To plead guilty or not guilty: That is the question

The last thing you expected after meeting your friends for supper at a local Alabama restaurant was that police would pull you over on your way home. The officer said one of your brake lights was not functioning properly. At first, you didn’t think the situation was a big deal, until the police officer asked you if you drank any alcohol in the past couple hours. You remembered enjoying a small glass of wine at dinner, and stressed over whether or not to share this information with the officer.

In such situations, the only questions you must answer are those pertaining to basic personal identification and vehicle information. You can choose to invoke your Fifth Amendment right to remain silent until you have the opportunity to speak to an experienced criminal defense attorney. Many drivers think it’s better to admit alcohol consumption upfront; in fact, some people plead guilty when charged with DUI because they think it’s the most viable option.

Every DUI situation is different

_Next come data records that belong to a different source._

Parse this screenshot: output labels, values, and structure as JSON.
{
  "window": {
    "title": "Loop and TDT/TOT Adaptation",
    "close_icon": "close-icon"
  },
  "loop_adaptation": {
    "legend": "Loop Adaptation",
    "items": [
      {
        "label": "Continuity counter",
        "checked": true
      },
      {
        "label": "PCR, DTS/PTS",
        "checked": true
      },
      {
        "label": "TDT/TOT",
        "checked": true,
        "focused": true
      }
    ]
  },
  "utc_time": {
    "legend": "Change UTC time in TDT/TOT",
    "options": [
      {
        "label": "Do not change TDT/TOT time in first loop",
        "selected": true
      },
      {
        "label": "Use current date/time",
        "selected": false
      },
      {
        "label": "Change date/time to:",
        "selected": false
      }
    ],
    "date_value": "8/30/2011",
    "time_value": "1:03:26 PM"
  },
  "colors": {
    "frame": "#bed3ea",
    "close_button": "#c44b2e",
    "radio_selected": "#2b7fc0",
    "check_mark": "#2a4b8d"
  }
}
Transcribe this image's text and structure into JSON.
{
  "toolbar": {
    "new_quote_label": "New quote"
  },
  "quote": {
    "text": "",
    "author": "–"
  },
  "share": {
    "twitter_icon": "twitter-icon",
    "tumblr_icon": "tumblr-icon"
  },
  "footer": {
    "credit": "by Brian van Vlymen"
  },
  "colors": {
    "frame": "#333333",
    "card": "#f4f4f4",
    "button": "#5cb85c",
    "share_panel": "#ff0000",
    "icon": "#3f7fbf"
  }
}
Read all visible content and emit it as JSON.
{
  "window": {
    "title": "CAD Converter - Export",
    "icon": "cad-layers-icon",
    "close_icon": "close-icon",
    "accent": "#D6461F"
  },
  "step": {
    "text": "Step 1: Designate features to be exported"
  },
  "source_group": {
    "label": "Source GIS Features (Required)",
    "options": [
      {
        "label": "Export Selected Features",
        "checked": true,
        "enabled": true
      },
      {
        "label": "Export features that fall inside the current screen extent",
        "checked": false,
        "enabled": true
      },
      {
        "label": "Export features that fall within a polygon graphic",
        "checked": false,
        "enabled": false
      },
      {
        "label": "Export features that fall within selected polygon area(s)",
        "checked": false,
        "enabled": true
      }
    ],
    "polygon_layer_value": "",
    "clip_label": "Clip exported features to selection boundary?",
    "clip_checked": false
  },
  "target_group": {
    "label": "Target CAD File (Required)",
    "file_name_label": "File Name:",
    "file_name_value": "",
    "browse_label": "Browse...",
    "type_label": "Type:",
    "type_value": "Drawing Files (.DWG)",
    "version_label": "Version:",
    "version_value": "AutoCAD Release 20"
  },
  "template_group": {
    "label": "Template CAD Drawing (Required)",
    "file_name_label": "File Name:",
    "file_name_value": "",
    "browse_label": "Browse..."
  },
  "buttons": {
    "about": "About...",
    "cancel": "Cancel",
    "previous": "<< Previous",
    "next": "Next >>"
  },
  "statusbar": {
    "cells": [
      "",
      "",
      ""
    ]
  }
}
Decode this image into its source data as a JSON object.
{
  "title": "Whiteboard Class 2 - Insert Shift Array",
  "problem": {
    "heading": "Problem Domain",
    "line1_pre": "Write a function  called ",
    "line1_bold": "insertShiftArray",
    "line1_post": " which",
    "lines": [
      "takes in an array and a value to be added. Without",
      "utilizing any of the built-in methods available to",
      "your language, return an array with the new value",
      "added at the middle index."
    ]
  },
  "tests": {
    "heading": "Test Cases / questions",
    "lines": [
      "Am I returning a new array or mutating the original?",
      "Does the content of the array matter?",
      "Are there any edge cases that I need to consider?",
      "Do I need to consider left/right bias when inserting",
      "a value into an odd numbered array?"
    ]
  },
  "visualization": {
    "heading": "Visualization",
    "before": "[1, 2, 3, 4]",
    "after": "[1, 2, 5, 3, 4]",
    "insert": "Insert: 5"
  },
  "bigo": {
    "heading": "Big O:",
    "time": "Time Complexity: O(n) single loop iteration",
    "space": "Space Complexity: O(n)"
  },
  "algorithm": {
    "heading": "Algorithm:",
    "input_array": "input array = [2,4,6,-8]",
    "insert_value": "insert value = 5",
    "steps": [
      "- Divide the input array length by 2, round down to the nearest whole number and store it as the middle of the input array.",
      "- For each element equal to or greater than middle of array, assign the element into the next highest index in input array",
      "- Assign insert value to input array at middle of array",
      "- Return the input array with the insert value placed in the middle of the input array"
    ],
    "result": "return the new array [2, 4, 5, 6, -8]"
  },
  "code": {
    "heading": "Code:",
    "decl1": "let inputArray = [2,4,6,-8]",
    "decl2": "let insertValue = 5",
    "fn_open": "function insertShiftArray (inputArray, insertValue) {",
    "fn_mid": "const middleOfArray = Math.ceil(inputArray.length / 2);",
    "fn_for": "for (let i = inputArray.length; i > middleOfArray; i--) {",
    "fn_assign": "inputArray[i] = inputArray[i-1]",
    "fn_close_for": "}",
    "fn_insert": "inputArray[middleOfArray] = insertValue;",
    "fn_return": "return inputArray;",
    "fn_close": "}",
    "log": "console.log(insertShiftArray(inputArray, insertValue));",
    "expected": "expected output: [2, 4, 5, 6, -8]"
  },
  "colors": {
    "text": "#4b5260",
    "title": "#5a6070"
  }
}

What may be the best way for you to proceed in such circumstances may not be as good a choice for another motorist. Obtaining a positive outcome when facing DUI charges in this or any other state often depends on a variety of factors, including but not limited to your driving record and criminal history. If police charge you with driving under the influence of alcohol, keeping the following in mind may help you stay out of jail:

  • There are possible administrative penalties associated with Breathalyzer refusal in Alabama; however, this test is 100 percent voluntary.
  • Many factors can cause false positive DUI results on a Breathalyzer test.
  • An experienced attorney can argue that a breath test device was not properly calibrated for a particular person’s body composition.
  • Some people plead not guilty following collisions with no personal injuries involved because they hope to receive plea agreement offers from prosecutors.
  • Others plead not guilty to DUI, but guilty to lesser charges.
  • Drunk driving is a criminal offense, not a traffic violation. It’s important to keep this in mind when considering your plea options.

A drunk driving arrest can turn your entire life upside down in an instant. If a motor vehicle collision occurred, and another person suffered injury or death, you will likely face potentially severe penalties if the court hands down a conviction. Even before going to trial, a DUI charge can negatively impact your professional and personal reputation.

Although it’s permissible, it’s typically never a good idea to fight drunk driving charges alone. The chances of avoiding conviction are much greater when a defendant enlists the help of an experienced criminal defense attorney. You can request legal representation as soon as an officer detains you. Your attorney can then remain by your side throughout the adjudication process.